As we moved on down what is now Sipsey River, since Little Ugly Creek empties into Sipsey, we came across some very strange carvings on a tree. It looked like someone was trying to be cute, it was Indian Carvings, or just some writing that had faded away badly, we don't know. It sure caught our eye though. We snapped a few pictures and then headed on. Wolfpen Creek Falls requires a pretty good little 1/4 of a mile hike to get to it up the canyon. We walked and walked and I thought we would never find this waterfall. Pressure was mounting on us, knowing that it gets dark very soon, and we were 2 miles from camp through some very rough country. Finally, at 3:00 p.m., we made it to Wolfpen Falls. Well worth the trip because there was also a very impressive side falls up near the main Wolfpen Falls. It had about a 50 foot drop. We snapped tons of pictures, moved on around the canyon and Thomas found an interesting deal. He located an opening up under a bluff that apparently was the opening to a small cave. Thomas, being a bluff and cave lover, asked to borrow my flashlight and proceeded right into the hole! He said it had a small dry room about 10 feet long and 5 feet wide. It was very dry up in it. There was a slight moldy smell though that came out from the hole. I don't think I would want to spend the night in there, but it would make a great tornado shelter. I can only imagine how many rattlesnakes make their way in there during the summer. After admiring the shelter, we realized we needed to get our tails out of there and head back to camp if we were planning on making it back before dark. We left out about 3:15 p.m. headed back at a rather fast pace of walking. We had lights, maps, ham radio, and GPS units to get back to camp with, so we were not worried about getting lost. It was the added danger of negotiating bluffs, slick mud rocks, and the falling danger with so little light that started to get us a little worried. We picked up our pace considerably coming back with a little bit of anxiety. As the evening light got lower and lower, we made it back to Hemlock Falls, the falls I mentioned to you earlier. This is a 60-90 foot waterfall that plunges water straight off the top of the bluff. Man this waterfall will catch your breath....It was so impressive.....We said "we must come back to this one". After snapping several pictures of the falls in VERY low light, we tore out at an even faster pace trying to get back to camp above Eagle Creek Falls.
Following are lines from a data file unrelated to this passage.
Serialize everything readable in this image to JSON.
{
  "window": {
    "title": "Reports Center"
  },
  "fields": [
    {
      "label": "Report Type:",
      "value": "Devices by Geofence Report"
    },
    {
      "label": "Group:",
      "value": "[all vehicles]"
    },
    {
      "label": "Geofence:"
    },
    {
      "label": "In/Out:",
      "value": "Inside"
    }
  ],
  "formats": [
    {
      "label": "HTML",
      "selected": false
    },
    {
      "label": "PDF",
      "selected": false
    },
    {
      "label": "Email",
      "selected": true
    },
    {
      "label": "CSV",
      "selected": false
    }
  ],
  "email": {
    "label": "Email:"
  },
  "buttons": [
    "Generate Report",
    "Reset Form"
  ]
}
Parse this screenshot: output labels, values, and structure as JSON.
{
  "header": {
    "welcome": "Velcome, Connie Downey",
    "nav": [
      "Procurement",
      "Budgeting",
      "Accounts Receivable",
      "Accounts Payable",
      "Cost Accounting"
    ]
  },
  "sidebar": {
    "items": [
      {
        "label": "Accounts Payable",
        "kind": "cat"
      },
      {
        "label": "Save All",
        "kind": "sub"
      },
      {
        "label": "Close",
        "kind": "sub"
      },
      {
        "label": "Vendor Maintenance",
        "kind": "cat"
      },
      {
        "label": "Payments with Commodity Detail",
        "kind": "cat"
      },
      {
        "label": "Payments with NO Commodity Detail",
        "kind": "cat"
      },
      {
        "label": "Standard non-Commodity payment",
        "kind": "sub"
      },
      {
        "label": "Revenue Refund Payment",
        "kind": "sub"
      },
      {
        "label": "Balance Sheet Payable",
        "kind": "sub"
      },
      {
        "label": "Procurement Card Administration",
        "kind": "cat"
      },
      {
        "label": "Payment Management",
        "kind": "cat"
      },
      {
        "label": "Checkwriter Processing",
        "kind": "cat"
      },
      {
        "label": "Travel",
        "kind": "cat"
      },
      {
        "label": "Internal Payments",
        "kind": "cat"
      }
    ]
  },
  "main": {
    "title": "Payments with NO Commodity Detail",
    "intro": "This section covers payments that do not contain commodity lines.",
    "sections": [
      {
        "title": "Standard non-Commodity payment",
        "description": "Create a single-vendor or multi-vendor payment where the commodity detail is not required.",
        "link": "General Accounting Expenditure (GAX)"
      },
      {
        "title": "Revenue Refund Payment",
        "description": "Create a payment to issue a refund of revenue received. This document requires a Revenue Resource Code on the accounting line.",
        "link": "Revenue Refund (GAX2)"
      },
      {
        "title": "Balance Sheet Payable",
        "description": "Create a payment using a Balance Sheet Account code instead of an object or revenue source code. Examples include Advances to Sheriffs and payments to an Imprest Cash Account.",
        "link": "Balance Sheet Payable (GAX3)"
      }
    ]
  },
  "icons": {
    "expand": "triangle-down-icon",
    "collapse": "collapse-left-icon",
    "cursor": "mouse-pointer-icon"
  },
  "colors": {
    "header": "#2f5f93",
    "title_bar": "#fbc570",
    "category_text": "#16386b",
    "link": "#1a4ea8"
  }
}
By now, it was 4:30 p.m. and the light was getting very, very, low. As we arrived into camp, it was at the point where a flashlight was needed to see anything. We definitely pushed our limit on that one, but hey!...We got in 8 waterfalls in one day! How many people can say that! After reflecting back of our hard work for the day, it made me even more proud that we pushed ourselves to get all of them in that we wanted to see. I must tell you that with the anxiety of getting back before dark, coupled with the treacherous terrain, my legs were the sorest I have every felt in a long time. I pulled every muscle I had available in my legs that day. Supper never tasted better that night around the fire. There was no problem getting these 3 guys to fall asleep fast that night. We all went to sleep with the roaring sounds of Eagle Creek, roaring from all the water flowing. The only discomfort was the fire. With everything wet around us, people camping here from time to time, we were "flat out of luck" on any decent firewood. Thomas and his store bought fire logs were the lifesaver. We huddled around these tightly until 10 p.m. and then hit the beds.

The next morning was pretty simple compared to the previous day. Get up, eat some oatmeal for breakfast, tear down camp, pack up, and head out home. Another day older, but much wiser in appreciation for God's country and a "flushed out mind" ready for Monday's challenges of life.